As we have seen in the preceding article, the murder of the Roman general Marcus Hordeonius Flaccus gave new courage to the rebels. The Treviran and Lingonian auxiliary units revolted and Julius Civilis renewed the siege of Vetera. The demoralized legions I Germanica and XVI Gallica surrendered to the Gallic empire of the Trevirans and Lingones. After the disintegration of the Roman army north of Mainz, the two besieged legions at Vetera, V Alaudae and XV Primigenia, were lost. In March 70, their commander Munius Lupercus capitulated.
The besieged were torn between heroism and degradation by the conflicting claims of loyalty and hunger. While they hesitated, all normal and emergency rations gave out. They had by now consumed the mules, horses and other animals which a desperate plight compels men to use as food, however unclean and revolting. Finally they were reduced to tearing up shrubs, roots and the blades of grass growing between the stones - a striking lesson in the meaning of privation and endurance.
But at long last they spoiled their splendid record by a dishonorable conclusion, sending envoys to Civilis to plead for life - not that the request was entertained until they had taken an oath of allegiance to the Gallic empire.
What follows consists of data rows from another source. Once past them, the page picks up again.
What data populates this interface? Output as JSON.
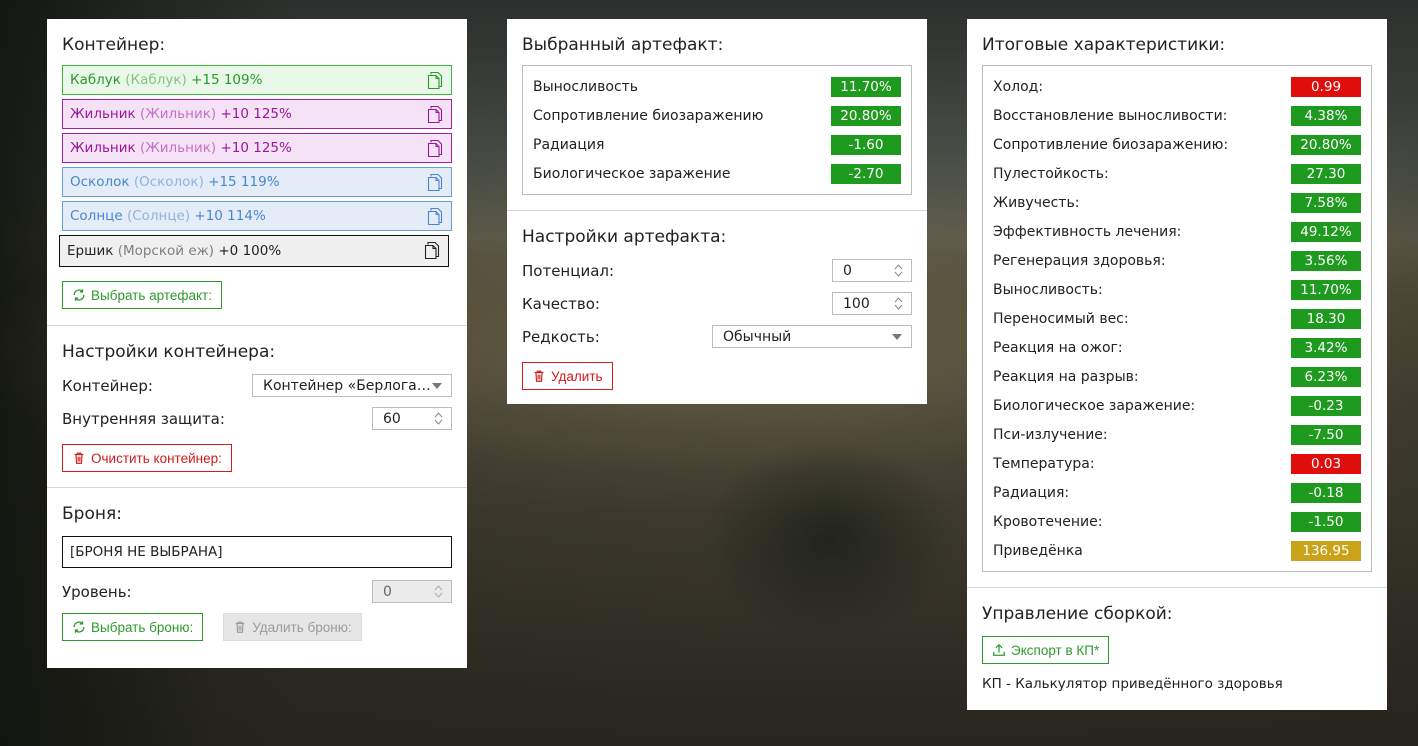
{
  "colors": {
    "green": "#1e9a1e",
    "red": "#e00d0d",
    "gold": "#c9a31a",
    "purple": "#9b179b",
    "blue": "#4a86cf"
  },
  "container_panel": {
    "title": "Контейнер:",
    "items": [
      {
        "name": "Каблук",
        "alias": "(Каблук)",
        "stats": "+15 109%",
        "color": "green"
      },
      {
        "name": "Жильник",
        "alias": "(Жильник)",
        "stats": "+10 125%",
        "color": "purple"
      },
      {
        "name": "Жильник",
        "alias": "(Жильник)",
        "stats": "+10 125%",
        "color": "purple"
      },
      {
        "name": "Осколок",
        "alias": "(Осколок)",
        "stats": "+15 119%",
        "color": "blue"
      },
      {
        "name": "Солнце",
        "alias": "(Солнце)",
        "stats": "+10 114%",
        "color": "blue"
      },
      {
        "name": "Ершик",
        "alias": "(Морской еж)",
        "stats": "+0 100%",
        "color": "black"
      }
    ],
    "select_artifact_label": "Выбрать артефакт:",
    "settings_title": "Настройки контейнера:",
    "container_label": "Контейнер:",
    "container_value": "Контейнер «Берлога…",
    "inner_protection_label": "Внутренняя защита:",
    "inner_protection_value": "60",
    "clear_label": "Очистить контейнер:",
    "armor_title": "Броня:",
    "armor_value": "[БРОНЯ НЕ ВЫБРАНА]",
    "level_label": "Уровень:",
    "level_value": "0",
    "select_armor_label": "Выбрать броню:",
    "delete_armor_label": "Удалить броню:"
  },
  "artifact_panel": {
    "title": "Выбранный артефакт:",
    "stats": [
      {
        "label": "Выносливость",
        "value": "11.70%",
        "color": "green"
      },
      {
        "label": "Сопротивление биозаражению",
        "value": "20.80%",
        "color": "green"
      },
      {
        "label": "Радиация",
        "value": "-1.60",
        "color": "green"
      },
      {
        "label": "Биологическое заражение",
        "value": "-2.70",
        "color": "green"
      }
    ],
    "settings_title": "Настройки артефакта:",
    "potential_label": "Потенциал:",
    "potential_value": "0",
    "quality_label": "Качество:",
    "quality_value": "100",
    "rarity_label": "Редкость:",
    "rarity_value": "Обычный",
    "delete_label": "Удалить"
  },
  "totals_panel": {
    "title": "Итоговые характеристики:",
    "stats": [
      {
        "label": "Холод:",
        "value": "0.99",
        "color": "red"
      },
      {
        "label": "Восстановление выносливости:",
        "value": "4.38%",
        "color": "green"
      },
      {
        "label": "Сопротивление биозаражению:",
        "value": "20.80%",
        "color": "green"
      },
      {
        "label": "Пулестойкость:",
        "value": "27.30",
        "color": "green"
      },
      {
        "label": "Живучесть:",
        "value": "7.58%",
        "color": "green"
      },
      {
        "label": "Эффективность лечения:",
        "value": "49.12%",
        "color": "green"
      },
      {
        "label": "Регенерация здоровья:",
        "value": "3.56%",
        "color": "green"
      },
      {
        "label": "Выносливость:",
        "value": "11.70%",
        "color": "green"
      },
      {
        "label": "Переносимый вес:",
        "value": "18.30",
        "color": "green"
      },
      {
        "label": "Реакция на ожог:",
        "value": "3.42%",
        "color": "green"
      },
      {
        "label": "Реакция на разрыв:",
        "value": "6.23%",
        "color": "green"
      },
      {
        "label": "Биологическое заражение:",
        "value": "-0.23",
        "color": "green"
      },
      {
        "label": "Пси-излучение:",
        "value": "-7.50",
        "color": "green"
      },
      {
        "label": "Температура:",
        "value": "0.03",
        "color": "red"
      },
      {
        "label": "Радиация:",
        "value": "-0.18",
        "color": "green"
      },
      {
        "label": "Кровотечение:",
        "value": "-1.50",
        "color": "green"
      },
      {
        "label": "Приведёнка",
        "value": "136.95",
        "color": "gold"
      }
    ],
    "build_title": "Управление сборкой:",
    "export_label": "Экспорт в КП*",
    "note": "КП - Калькулятор приведённого здоровья"
  }
}
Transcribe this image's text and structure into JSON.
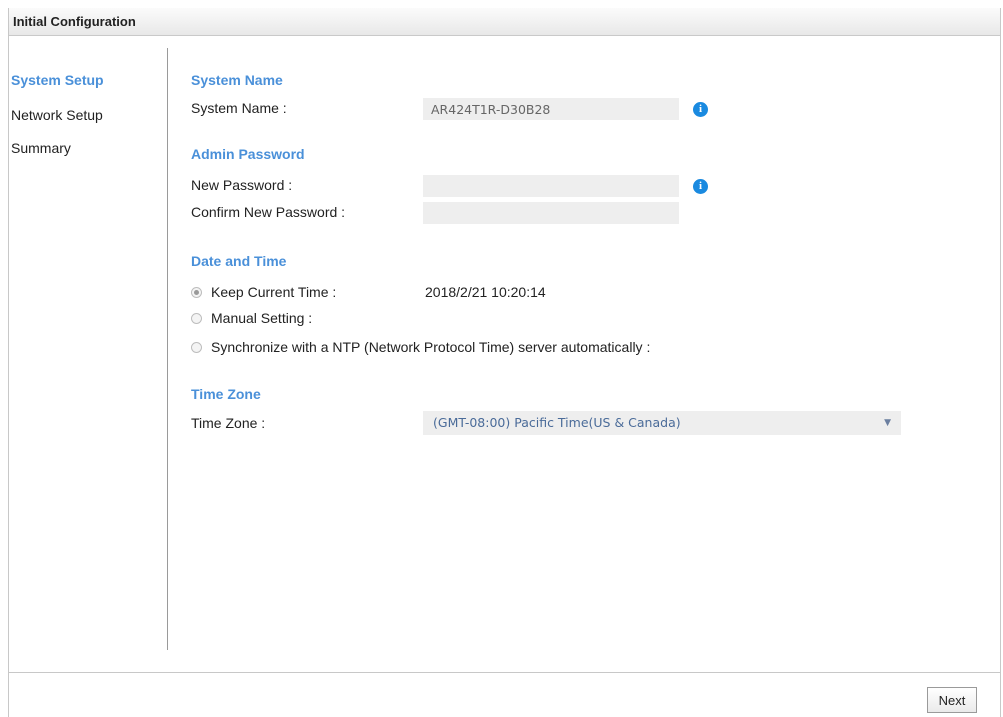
{
  "window": {
    "title": "Initial Configuration"
  },
  "sidebar": {
    "items": [
      {
        "label": "System Setup",
        "active": true
      },
      {
        "label": "Network Setup",
        "active": false
      },
      {
        "label": "Summary",
        "active": false
      }
    ]
  },
  "system_name": {
    "heading": "System Name",
    "label": "System Name :",
    "value": "AR424T1R-D30B28",
    "info_icon": "info-icon"
  },
  "admin_password": {
    "heading": "Admin Password",
    "new_label": "New Password :",
    "new_value": "",
    "confirm_label": "Confirm New Password :",
    "confirm_value": "",
    "info_icon": "info-icon"
  },
  "date_time": {
    "heading": "Date and Time",
    "options": [
      {
        "label": "Keep Current Time :",
        "checked": true
      },
      {
        "label": "Manual Setting :",
        "checked": false
      },
      {
        "label": "Synchronize with a NTP (Network Protocol Time) server automatically :",
        "checked": false
      }
    ],
    "current_time": "2018/2/21 10:20:14"
  },
  "time_zone": {
    "heading": "Time Zone",
    "label": "Time Zone :",
    "selected": "(GMT-08:00) Pacific Time(US & Canada)"
  },
  "footer": {
    "next_label": "Next"
  },
  "colors": {
    "accent": "#4a90d9",
    "info": "#1a8ae0"
  }
}
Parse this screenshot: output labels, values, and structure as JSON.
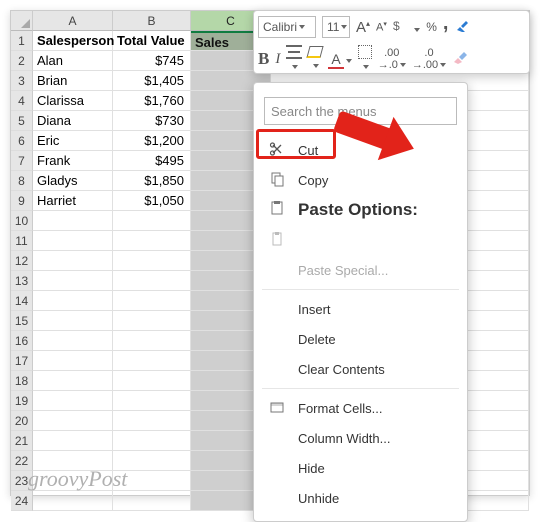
{
  "toolbar": {
    "font": "Calibri",
    "size": "11",
    "bold": "B",
    "italic": "I",
    "fontcolor": "A",
    "percent": "%",
    "comma": ","
  },
  "columns": [
    "A",
    "B",
    "C"
  ],
  "headers": {
    "A": "Salesperson",
    "B": "Total Value",
    "C": "Sales"
  },
  "rows": [
    {
      "n": "1"
    },
    {
      "n": "2",
      "a": "Alan",
      "b": "$745"
    },
    {
      "n": "3",
      "a": "Brian",
      "b": "$1,405"
    },
    {
      "n": "4",
      "a": "Clarissa",
      "b": "$1,760"
    },
    {
      "n": "5",
      "a": "Diana",
      "b": "$730"
    },
    {
      "n": "6",
      "a": "Eric",
      "b": "$1,200"
    },
    {
      "n": "7",
      "a": "Frank",
      "b": "$495"
    },
    {
      "n": "8",
      "a": "Gladys",
      "b": "$1,850"
    },
    {
      "n": "9",
      "a": "Harriet",
      "b": "$1,050"
    },
    {
      "n": "10"
    },
    {
      "n": "11"
    },
    {
      "n": "12"
    },
    {
      "n": "13"
    },
    {
      "n": "14"
    },
    {
      "n": "15"
    },
    {
      "n": "16"
    },
    {
      "n": "17"
    },
    {
      "n": "18"
    },
    {
      "n": "19"
    },
    {
      "n": "20"
    },
    {
      "n": "21"
    },
    {
      "n": "22"
    },
    {
      "n": "23"
    },
    {
      "n": "24"
    }
  ],
  "ctx": {
    "search_placeholder": "Search the menus",
    "cut": "Cut",
    "copy": "Copy",
    "paste_options": "Paste Options:",
    "paste_special": "Paste Special...",
    "insert": "Insert",
    "delete": "Delete",
    "clear": "Clear Contents",
    "format_cells": "Format Cells...",
    "column_width": "Column Width...",
    "hide": "Hide",
    "unhide": "Unhide"
  },
  "watermark": "groovyPost"
}
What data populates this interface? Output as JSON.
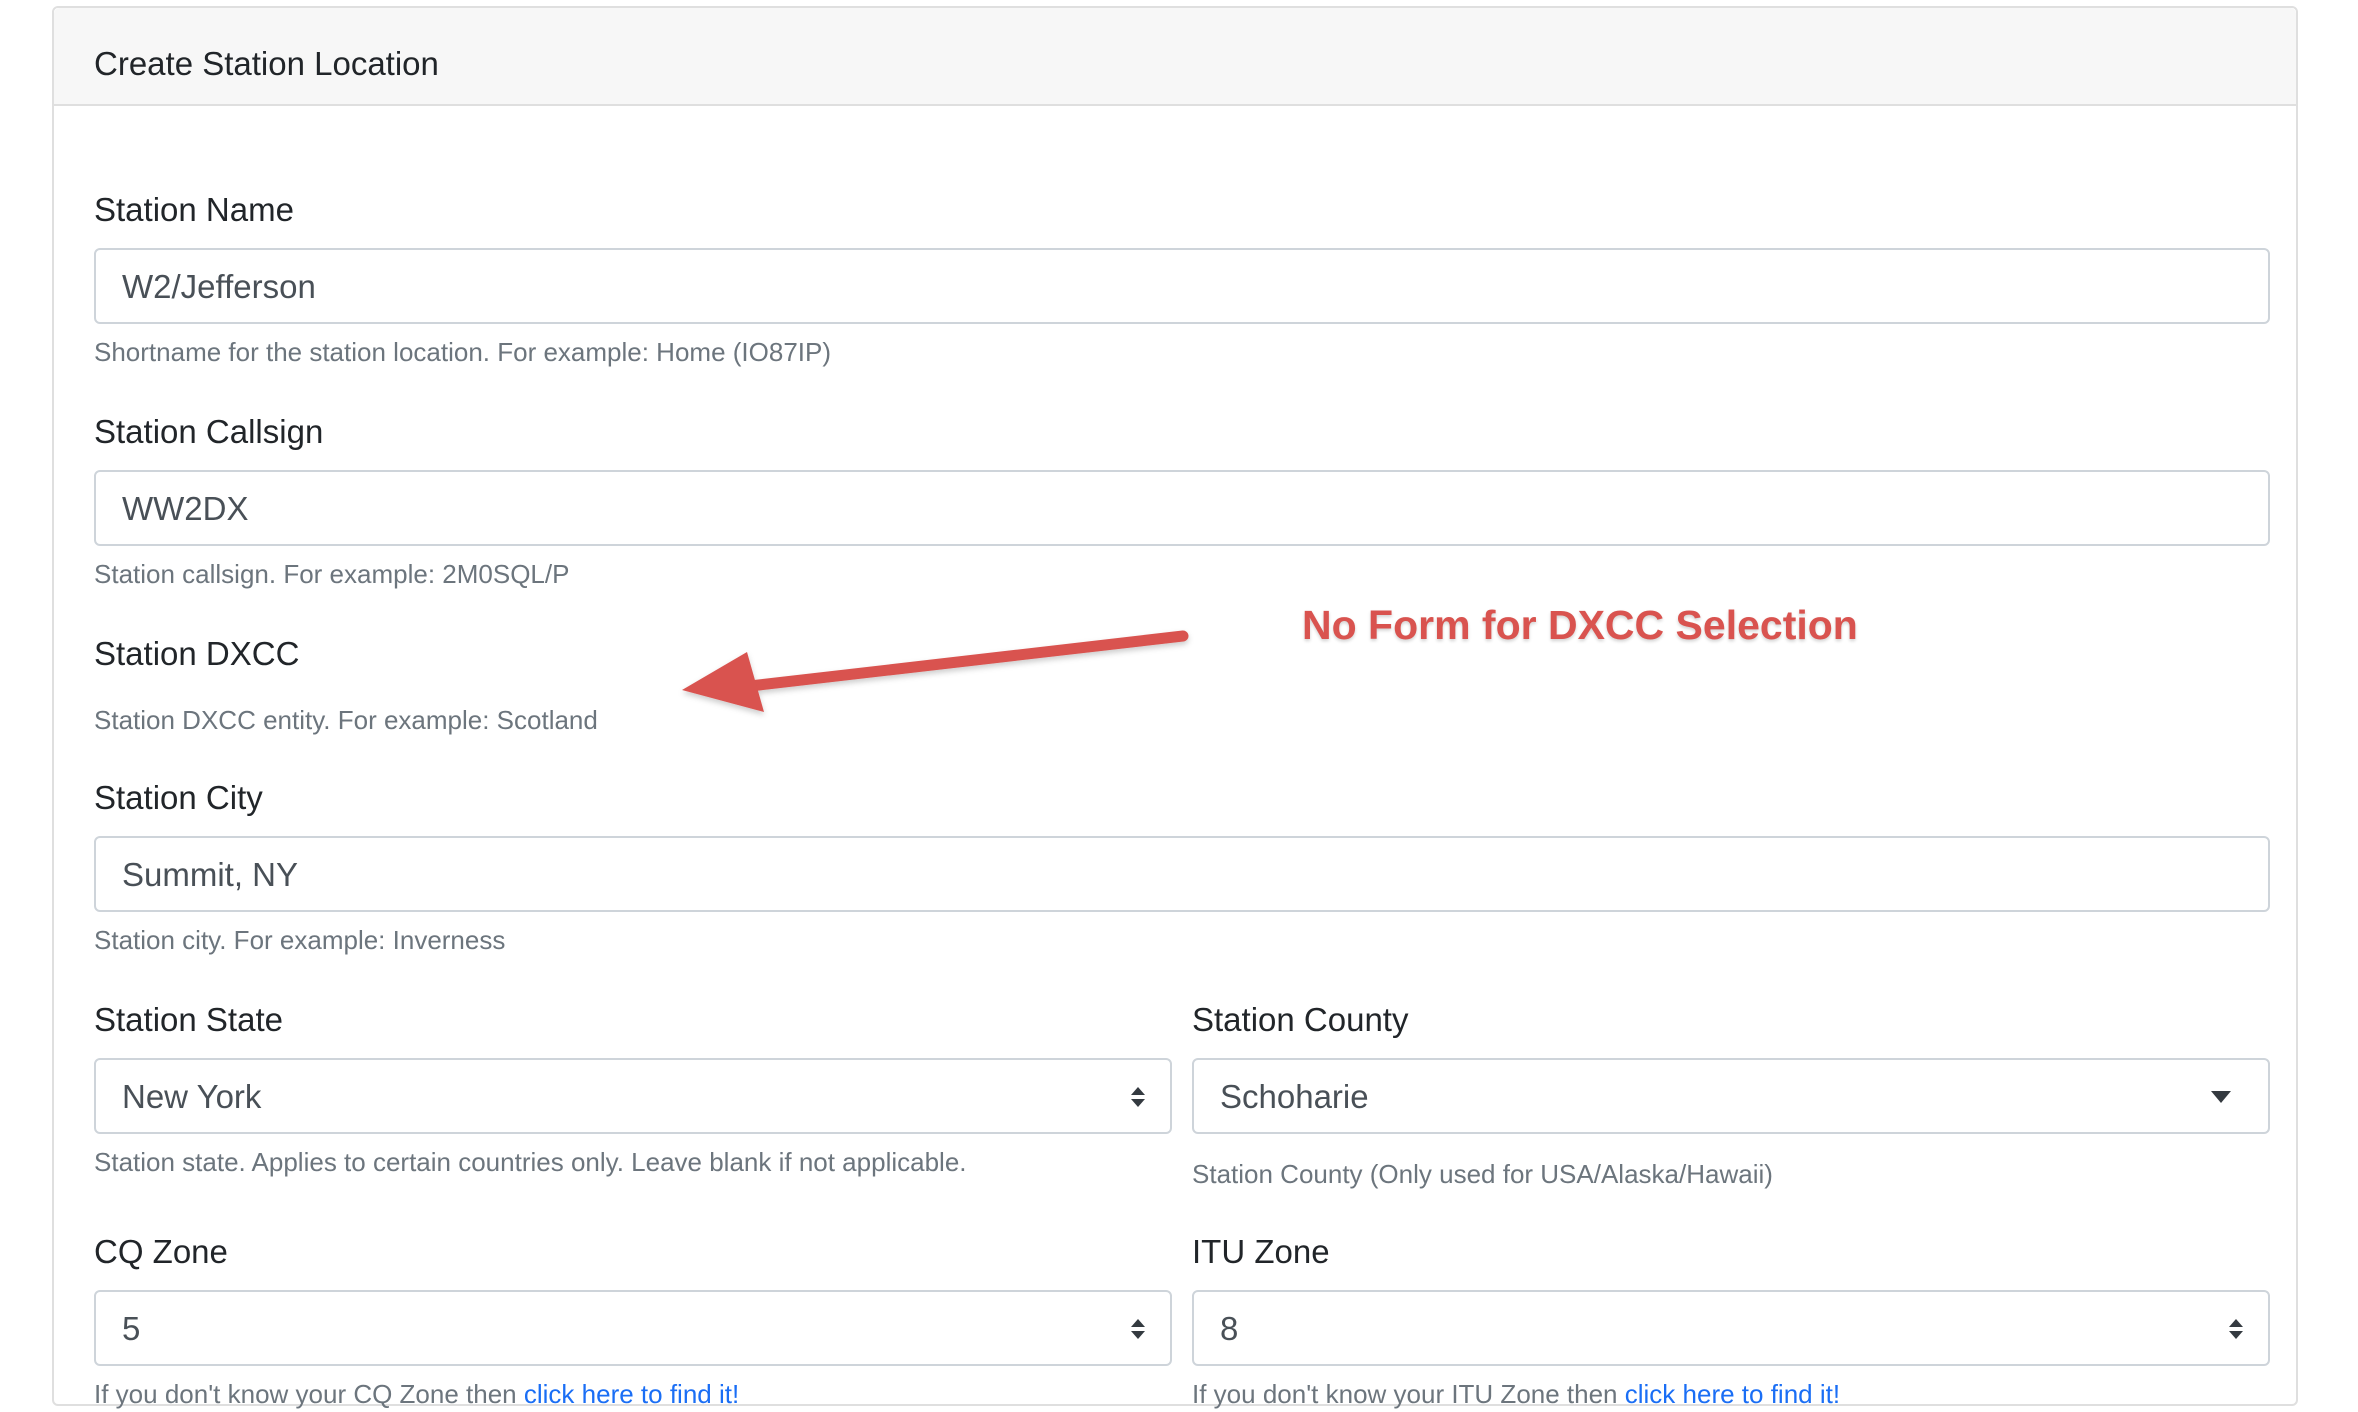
{
  "card": {
    "title": "Create Station Location"
  },
  "station_name": {
    "label": "Station Name",
    "value": "W2/Jefferson",
    "help": "Shortname for the station location. For example: Home (IO87IP)"
  },
  "station_callsign": {
    "label": "Station Callsign",
    "value": "WW2DX",
    "help": "Station callsign. For example: 2M0SQL/P"
  },
  "station_dxcc": {
    "label": "Station DXCC",
    "help": "Station DXCC entity. For example: Scotland"
  },
  "station_city": {
    "label": "Station City",
    "value": "Summit, NY",
    "help": "Station city. For example: Inverness"
  },
  "station_state": {
    "label": "Station State",
    "selected": "New York",
    "help": "Station state. Applies to certain countries only. Leave blank if not applicable."
  },
  "station_county": {
    "label": "Station County",
    "selected": "Schoharie",
    "help": "Station County (Only used for USA/Alaska/Hawaii)"
  },
  "cq_zone": {
    "label": "CQ Zone",
    "selected": "5",
    "help_prefix": "If you don't know your CQ Zone then ",
    "help_link": "click here to find it!"
  },
  "itu_zone": {
    "label": "ITU Zone",
    "selected": "8",
    "help_prefix": "If you don't know your ITU Zone then ",
    "help_link": "click here to find it!"
  },
  "annotation": {
    "text": "No Form for DXCC Selection",
    "color": "#d9534f"
  },
  "colors": {
    "link": "#1a6ef5",
    "help_text": "#6c757d",
    "border": "#ced4da",
    "header_bg": "#f7f7f7"
  },
  "icons": {
    "select_caret": "up-down-caret-icon",
    "dropdown_caret": "chevron-down-icon",
    "annotation_arrow": "arrow-left-icon"
  }
}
Then Civilis, after stipulating that he should dispose of the camp as plunder, appointed overseers to see that the money, sutlers and baggage were left behind, and to marshal the departing garrison as it marched out, destitute. About 8 kilometers from Vetera, the Germans ambushed the unsuspecting column of men. The toughest fighters fell in their tracks, and many others in scattered flight, while the rest made good their retreat to the camp.
It is true that Civilis protested, and loudly blamed the Germans for what he described as a criminal breach of faith. But our sources do not make it clear whether this was mere hypocrisy or whether Civilis was really incapable of restraining his ferocious allies. After plundering the camp, they tossed firebrands into it, and all those who had survived the battle perished in the flames.
After his first military action against the Romans, Civilis had sworn an oath, like the primitive savage he was, to dye his hair red and let it grow until such time as he had annihilated the legions. Now that the vow was fulfilled, he shaved off his long beard. He was also alleged to have handed some of the prisoners over to his small son to serve as targets for the child's arrows and spears.
The legionary commander Munius Lupercus was sent along with other presents to Veleda, an unmarried woman who enjoyed wide influence over the tribe of the Bructeri. The Germans traditionally regard many of the female sex as prophetic, and indeed, by an excess of superstition, as divine. This was a case in point. Veleda's prestige stood high, for she had foretold the German successes and the extermination of the legions. But Lupercus was put to death before he reached her.
After this success, Julius Civilis and his Treviran ally Julius Classicus moved to Cologne, which lay now unguarded. The city was not plundered, because Civilis owed something to Cologne: his son had been kept alive by its inhabitants when the Romans had demanded his execution. Instead, it became Civilis' headquarters.
By now, the Batavians were the most important tribe in the northwest of Europe, especially since the emperor of the Gallic empire had disappeared. In the next months, they would try to subdue the romanized tribes of northern Gaul. Several German tribes from across the Rhine were invited to take a share in the fighting, and gladly responded to the invitation to join the looting of Gallia Belgica.